I crouch down and listen carefully. There are six of them, moving slowly around the abandoned office space I’ve entered, trying to find a way through to the center of the city. Four of the enemies are Clickers. They’re blind, so if I move very quietly, they won’t spot me with their echolocation. But then there are two Runners. Still in the first stages of infection, they can see me coming. Using a gun is out of the question: That will bring every single one of them all down on me immediately. Not only that…I don’t have enough bullets.
Of course I recommend The Last of Us, Naughty Dog’s action-adventure. It’s an extremely good game, set in the bones of our dead world. Sadly, given how much I cherish ND’s previous series, Uncharted, it is not a great game. In Uncharted, we galloped our way through exotic locales on an Indiana Jones-style escapade. In TLoU, we trudge our way across a ruined landscape, survivors of the cordyceps plague that decimated humanity. It’s not the most gleeful experience, but it is a compelling one.
ND has managed to create a gameworld that is strikingly real (I’ll be using that word a lot). It’s an imperfect game, but it deserves to be on your play list. Here’s why.
Joel is a man with a tragic past. Come to think of it, his present ain’t all that great, either: A smuggler in a ghetto where martial law is strictly enforced, he isn’t living so much as surviving. Twenty years ago, a plague based on the cordyceps fungus wiped out unknown millions of victims. (The cordyceps fungus, incidentally, does exist and infects the brains of wasps, changing their behavior in order to infect other wasps.) Joel earns ration cards smuggling all sorts of cargo, including guns.
For reasons made clear in the game, he’s required to bring a 14-year-old girl, Ellie, to a group known as the Fireflies, who are rebelling against the military-run government. Of course, there are complications, and Joel and Ellie are forced to go beyond the Quarantine Zone walls, where the plague victims, known as the Infected, roam.
The word “zombie” is never mentioned in the game, but that’s what they are: mindless, flesh-eating former humans. In a nod to the fast- vs. slow-moving zombies debate, the Infected are both, depending on which of the four stages of infection they’re at. The slow ones, the Clickers, are tougher than the quicker Runners. But those aren’t Joel and Ellie’s only enemies. Humans are out and about too, and in some ways, they’re far more dangerous.
It’s a simple enough story.
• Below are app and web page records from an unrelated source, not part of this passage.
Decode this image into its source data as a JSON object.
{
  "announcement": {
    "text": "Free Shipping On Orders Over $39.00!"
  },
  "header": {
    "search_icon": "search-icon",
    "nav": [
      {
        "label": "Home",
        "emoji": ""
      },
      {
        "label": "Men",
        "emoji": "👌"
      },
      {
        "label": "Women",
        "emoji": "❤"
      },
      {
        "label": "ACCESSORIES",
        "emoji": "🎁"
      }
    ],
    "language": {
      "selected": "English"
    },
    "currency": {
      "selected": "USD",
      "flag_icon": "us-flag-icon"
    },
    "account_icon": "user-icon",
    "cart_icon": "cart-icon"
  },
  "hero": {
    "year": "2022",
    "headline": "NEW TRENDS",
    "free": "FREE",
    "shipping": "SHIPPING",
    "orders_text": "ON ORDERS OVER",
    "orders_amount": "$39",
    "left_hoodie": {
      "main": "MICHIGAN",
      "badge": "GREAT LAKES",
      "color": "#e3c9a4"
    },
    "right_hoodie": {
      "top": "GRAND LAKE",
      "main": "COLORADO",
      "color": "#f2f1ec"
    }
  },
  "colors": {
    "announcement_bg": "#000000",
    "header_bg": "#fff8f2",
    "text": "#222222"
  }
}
Too simple, actually—The Walking Dead, this isn’t. TLoU does a very good job at capturing the feel of a survival game, but the plot mostly took the straight and narrow path, when I would have loved some curves.
This game plays nothing like an Uncharted game. Compared to most of its peers, TLoU has an attention to realism that deserves both note and praise.
Joel acts and reacts more like a human than a videogame character. He can’t skitter up the sides of buildings parkour-style, and he doesn’t drop from extreme heights into wagon-loads of hay. Other than vaulting over low obstacles, he can’t even jump. Walking speed is paced and deliberate; it feels slow at the start, but it fits the mood. When Joel runs, you can hear him panting from exertion.
Panting also gives away his position, and that’s a bad idea in this game; stealth is more often the order of the day. Joel and his companion find themselves traversing a lot of territory, through abandoned urban environments and the outdoors. A lot of the time, that involves carefully approaching and silently eliminating infected and humans alike, in order to avoid raising the alarm. Creeping through empty decaying buildings, looking out for infected, trying to figure out how to slip past or catch one unawares is TLoU’s core experience. That’s not to say you won’t find yourself in a panicked run from time to time, as both pursuer and prey.
At more than one point, we need to attack a hard-to-kill Clicker. In order to sneak up on it, we have to walk slowly. So instead of pressing up on the left joystick, we need to gently nudge it. One unthinking gesture, and the Clickers descend. This is how cool the game is: I had to move as carefully as Joel.
When you fight, the fights are short, but they’re far more real and desperate. It takes only two or three shots to put down an enemy–but since being shot puts you off your aim, you stagger. That makes for tense games of hide-and-seek where the winning move is to get the bead on your enemy and shoot before he hits you. Succeed, and you can get a second decisive shot off before they recover. Fail, and they’ll do the same to you. It’s some of the most realistic fighting I’ve done on a PS3.
TLoU’s other nod to realism is that actions like healing and crafting take time, which you may not have. Of course, taking away instant healing fits this game perfectly, and it’s a better experience for it.Also, when you’re healing, you’re unable to defend yourself. And if you don’t complete the heal, you don’t recover any health. Another time-consuming activity? Switching to a weapon in your backpack. You can have only one one-handed and one two-handed gun ready at any time, at least initially.
Your McGyvering takes on a more urgent tone when you’re trying to fashion a Molotov cocktail before the Infected reach you.